Before starting Dawn Days, Mike had been exploring Acceptance and Commitment Therapy (ACT). In his Dawn Days Instagram posts, Mike spoke openly about how lockdown was impacting his mental health. Without realising it, Mike’s Dawn Days swims and social media posts continued his ACT practice: “I was going out swimming every morning, for myself first and foremost. But it also has a purpose that isn’t just for me. Helen [Mike’s ACT therapist] was laughing because I’d accidentally started [practicing ACT]. I made a promise to myself that if I’m going to be on these horrendously curated, algorithm-driven platforms - which as a photographer I feel bound to be - I’m going to be really honest. I stopped worrying about what people were thinking, and just put my dyslexic rambles out there.”

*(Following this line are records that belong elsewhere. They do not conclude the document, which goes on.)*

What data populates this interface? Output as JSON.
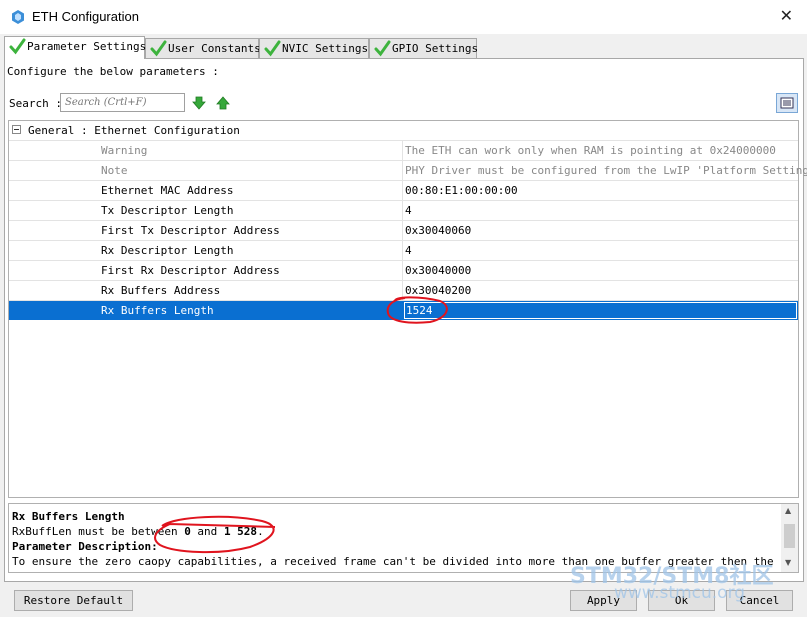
{
  "window": {
    "title": "ETH Configuration",
    "close_glyph": "✕",
    "app_icon": "cube-icon"
  },
  "tabs": [
    {
      "label": "Parameter Settings",
      "active": true
    },
    {
      "label": "User Constants",
      "active": false
    },
    {
      "label": "NVIC Settings",
      "active": false
    },
    {
      "label": "GPIO Settings",
      "active": false
    }
  ],
  "toolbar": {
    "configure_label": "Configure the below parameters :",
    "search_label": "Search :",
    "search_placeholder": "Search (Crtl+F)"
  },
  "grid": {
    "group_label": "General : Ethernet Configuration",
    "rows": [
      {
        "name": "Warning",
        "value": "The ETH can work only when RAM is pointing at 0x24000000",
        "readonly": true
      },
      {
        "name": "Note",
        "value": "PHY Driver must be configured from the LwIP 'Platform Settings...",
        "readonly": true
      },
      {
        "name": "Ethernet MAC Address",
        "value": "00:80:E1:00:00:00",
        "readonly": false
      },
      {
        "name": "Tx Descriptor Length",
        "value": "4",
        "readonly": false
      },
      {
        "name": "First Tx Descriptor Address",
        "value": "0x30040060",
        "readonly": false
      },
      {
        "name": "Rx Descriptor Length",
        "value": "4",
        "readonly": false
      },
      {
        "name": "First Rx Descriptor Address",
        "value": "0x30040000",
        "readonly": false
      },
      {
        "name": "Rx Buffers Address",
        "value": "0x30040200",
        "readonly": false
      },
      {
        "name": "Rx Buffers Length",
        "value": "1524",
        "readonly": false,
        "selected": true
      }
    ]
  },
  "description": {
    "title": "Rx Buffers Length",
    "constraint_prefix": "RxBuffLen must be between ",
    "min": "0",
    "and": " and ",
    "max": "1 528",
    "suffix": ".",
    "param_heading": "Parameter Description:",
    "param_text": "To ensure the zero caopy capabilities, a received frame can't be divided into more than one buffer greater then the Rx Buffers"
  },
  "buttons": {
    "restore_default": "Restore Default",
    "apply": "Apply",
    "ok": "Ok",
    "cancel": "Cancel"
  },
  "watermark": {
    "line1": "STM32/STM8社区",
    "line2": "www.stmcu.org"
  },
  "colors": {
    "selection": "#0a6fd1",
    "check": "#3db33d",
    "annotation": "#e0141e"
  }
}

As more people got involved, Dawn Days became about more than the act of swimming, or creating photos. “I stopped going out everyday, but started talking to the people involved about what they were doing and why they were doing it,” Mike said. “For me one of the most positive things has been the sense of community I’ve developed and the people I’ve met.”
Walking along Portobello with Mike, you can see the community Dawn Days has built. Mike greats, or is greeted by, almost everyone, from the swimmers to the café owners setting up for the morning and the bin men doing their rounds. One swimmer says hello to Mike, then says to her friend: “This is the Dawn Days guy I was telling you about.”
The connections Mike’s made have clearly made all the early mornings worth it: “There are three ladies who swam out in January for charity who have become pals – one of them, Emily, nicknamed us the Sunrise Social Club. It’s really nice. I’d get up, go for a swim, do some litter picking, do some shooting, wander back with them and have a chat. Getting to know them was brilliant.” Mike reflects that the community around Dawn Days has grown through people seeking an element of purposeful routine, and a meaningful way of interacting with others away from computers or phones.
Despite Covid restrictions easing, Mike isn’t planning on jumping straight back into his old life. He still plans to travel, but is aiming to recreate the immersive experience of Dawn Days in other settings, spending more time in places and communities to deepen his experience and learn more from the people around him.
Unsurprisingly for someone who spends so much time swimming, Mike uses the sea as an analogy to illustrate how Dawn Days has helped him better manage his mental health: “All of this has been a process, to deal with relationship breakups, being out of work, and the losses of identities we feel, these perceived holes that are left in our lives.
“It’s really important for me to say that Dawn Days didn’t ‘fix’ me, it isn’t a silver bullet. It’s kind of like building a harbour round your mind, for letting bad thoughts out and letting good thoughts in. If it’s stormy out there, you’ve got a sense of calm inside. You can head out into the storm if you want, but you know you’ve always got a place of refuge to go.”